Welcome to the Hood
In common parlance, "the hood" refers to whatever section of town you live in and feel at home. It's an abbreviated term for the neighborhood. In my hood today, I'd like to talk a bit about the importance of lens hoods. Because neighbors want to be helpful when they can. Welcome to the lens hood neighborhood.
I'm a big fan of using lens hoods. Using one may seem like a hassle initially, but it can quickly become a habit if you let it. And there are plenty of reasons you might want to make it one of yours.
People sometimes figure they don't need a lens hood unless they're shooting into the sun. If the sun is way out of the frame, you won't likely suffer from lens flare. But that's not the only source of light. Look around you right now. No matter where you may be reading this, you can see your surroundings only because they either emit light as the sun does or reflect it. When light falls on an object, it absorbs specific wavelengths and reflects others. The combination of wavelengths it reflects determines the color we see when we look at that object.
That object isn't beaming its particular shade of light only into our eyes and cameras. It's sending it out every which way to become what we call "ambient light." Some of that light will surely fall on the front element of your lens, decreasing contrast by muddying the waters. Yore camera doesn't discriminate. It records whatever light enters the lens during the exposure. A lens hood blocks stray light from hitting your lens' front element. It, too, doesn't discriminate. If the sun is nearby, a hood can help shield your lens. But the ever-present ambient light will be, too. Sunny skies or completely overcast, it doesn't matter. Ambient light surrounds us. The more of it you can keep off your lens, the better.
A lens hood can also help protect your lens in case of a fall. I keep a lens cap on top of every lens I own. It comes off when I'm shooting, but when I am, it's fitted with the proper hood for that lens model. Lenses are notoriously front-heavy. The odds are it will land face down if you drop it. Some people advocate "protective" filters, but I prefer protective hoods. A thin pane of filter glass can absorb minimal impact energy, but it will do a fantastic job holding fingerprints and smudges.

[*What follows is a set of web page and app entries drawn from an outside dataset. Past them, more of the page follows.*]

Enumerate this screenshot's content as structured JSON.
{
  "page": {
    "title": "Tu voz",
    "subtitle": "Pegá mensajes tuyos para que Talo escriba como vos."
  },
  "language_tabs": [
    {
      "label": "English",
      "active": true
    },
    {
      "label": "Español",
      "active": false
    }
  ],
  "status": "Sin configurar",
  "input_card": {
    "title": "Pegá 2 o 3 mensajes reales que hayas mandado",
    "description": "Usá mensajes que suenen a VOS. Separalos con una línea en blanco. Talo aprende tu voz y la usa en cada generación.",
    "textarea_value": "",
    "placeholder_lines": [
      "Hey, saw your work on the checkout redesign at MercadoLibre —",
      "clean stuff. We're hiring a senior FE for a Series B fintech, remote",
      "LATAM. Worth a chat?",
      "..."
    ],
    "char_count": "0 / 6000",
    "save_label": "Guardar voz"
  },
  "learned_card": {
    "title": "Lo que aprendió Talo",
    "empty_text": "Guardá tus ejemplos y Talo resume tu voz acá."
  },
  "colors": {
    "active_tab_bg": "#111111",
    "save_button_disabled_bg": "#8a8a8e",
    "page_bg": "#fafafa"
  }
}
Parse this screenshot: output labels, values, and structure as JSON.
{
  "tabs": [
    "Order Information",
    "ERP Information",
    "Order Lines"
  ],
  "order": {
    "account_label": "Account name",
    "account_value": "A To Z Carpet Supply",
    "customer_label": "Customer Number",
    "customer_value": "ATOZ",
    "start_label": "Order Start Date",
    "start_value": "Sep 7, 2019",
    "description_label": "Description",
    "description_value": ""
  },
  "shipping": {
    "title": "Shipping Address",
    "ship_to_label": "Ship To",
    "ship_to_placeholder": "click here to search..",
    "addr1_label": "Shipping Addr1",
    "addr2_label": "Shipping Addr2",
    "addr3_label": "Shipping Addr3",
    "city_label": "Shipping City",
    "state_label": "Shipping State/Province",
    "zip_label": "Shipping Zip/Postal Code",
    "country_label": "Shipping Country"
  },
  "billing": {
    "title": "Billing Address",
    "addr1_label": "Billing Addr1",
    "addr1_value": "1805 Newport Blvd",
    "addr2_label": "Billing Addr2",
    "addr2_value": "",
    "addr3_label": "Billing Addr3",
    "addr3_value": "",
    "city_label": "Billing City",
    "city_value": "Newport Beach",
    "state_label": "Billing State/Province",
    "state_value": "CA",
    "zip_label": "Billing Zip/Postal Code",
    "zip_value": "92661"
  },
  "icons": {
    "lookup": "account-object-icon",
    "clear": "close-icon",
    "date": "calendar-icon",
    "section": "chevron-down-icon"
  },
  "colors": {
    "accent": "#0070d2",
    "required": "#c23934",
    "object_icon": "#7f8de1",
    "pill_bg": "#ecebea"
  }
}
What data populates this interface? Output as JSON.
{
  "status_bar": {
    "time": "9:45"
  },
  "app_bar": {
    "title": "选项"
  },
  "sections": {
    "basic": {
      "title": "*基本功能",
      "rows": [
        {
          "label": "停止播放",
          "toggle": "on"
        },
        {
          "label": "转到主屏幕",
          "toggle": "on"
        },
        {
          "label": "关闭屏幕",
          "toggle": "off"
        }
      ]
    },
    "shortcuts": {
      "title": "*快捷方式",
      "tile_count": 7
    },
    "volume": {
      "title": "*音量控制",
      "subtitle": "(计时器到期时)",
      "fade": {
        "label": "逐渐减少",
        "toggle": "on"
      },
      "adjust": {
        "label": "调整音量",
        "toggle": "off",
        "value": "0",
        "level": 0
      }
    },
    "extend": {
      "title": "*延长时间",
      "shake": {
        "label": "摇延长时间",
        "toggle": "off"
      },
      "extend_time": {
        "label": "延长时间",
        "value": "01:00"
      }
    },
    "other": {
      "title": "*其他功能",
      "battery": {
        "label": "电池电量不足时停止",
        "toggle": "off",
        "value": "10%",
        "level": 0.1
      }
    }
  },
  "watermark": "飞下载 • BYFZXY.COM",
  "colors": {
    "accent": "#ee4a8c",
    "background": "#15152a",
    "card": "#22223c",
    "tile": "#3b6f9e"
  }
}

Lens hoods also help to keep smudges off your lenses. Since they extend outward, you will be less likely to touch the glass face of the lens accidentally. Demon-possessed tree branches have an additional barrier in their way, too. You have to watch out for branches, sometimes. You won't always realize this until too late. Eventually, it will hit you like a tree branch slapping you in the face, but it has a way of making its point. Still better in my book than getting tree sap on your lens glass. Lens hoods help in all sorts of ways, you see.
I'm sometimes asked about the odd shape of many lens hoods these days. It seems that only generic hoods maintain the full cylindrical shape now. But it's not that they're "cutting corners" to save a few bucks. Computers allow them to optimize the contours, extending further where the rectangle of the frame is cropping anyway, pulling back in the corners where that frame spans the entire image circle. Nobody likes vignetting, so you can believe lens makers have spent a lot of money on perfecting that shape for that lens.
I prefer to use OEM-specified hoods over attempts to invest in generic third-party hoods that claim to cover several lenses. Varying focal lengths make the design of hoods for zoom lenses even more complicated. But there have been third-party hoods produced for Nikon's "big glass." People who put down that kind of money for a lens are often willing to support niche companies that have "out-engineered" the original and built a better mousetrap. Or lens hood, for that matter.
You can often reverse bayonet-mounted filters for storage, mounting them such that their flare extends back over the lens rather than outward from the front — anything to save a bit of space in the bag so you can squeeze in even more. Over the years, I've also found that some can be stacked or nested to save room.
I like it when new lenses come with the proper filter included. Other times, it's mentioned only in passing that you can purchase one separately as an optional accessory. I suppose this keeps the list price for a new lens down, but since I'm going to buy the hood anyway, it strikes me more as a nuisance than a benefit.
I own a fisheye lens that doesn't support the use of filters. But I suppose it's earned the right not to, what with seeing wider than 180 degrees field of view and all. It's hard to keep the sun out of the frame when shooting with a fisheye. But then, it's also hard to keep my feet out of the frame with one. I positioned the camera where a tree was conveniently blocking the sun one time. Sometimes, you have to use what you have on hand to solve a problem.
You could say that lenses feel at home in a lens hood. I'm hoping that I've convinced you of the importance of lens hoods and that you are on your way to developing the lens hood habit. With a bit of practice, you'll soon feel at home in the hood.
Howdy neighbor. Welcome to the hood.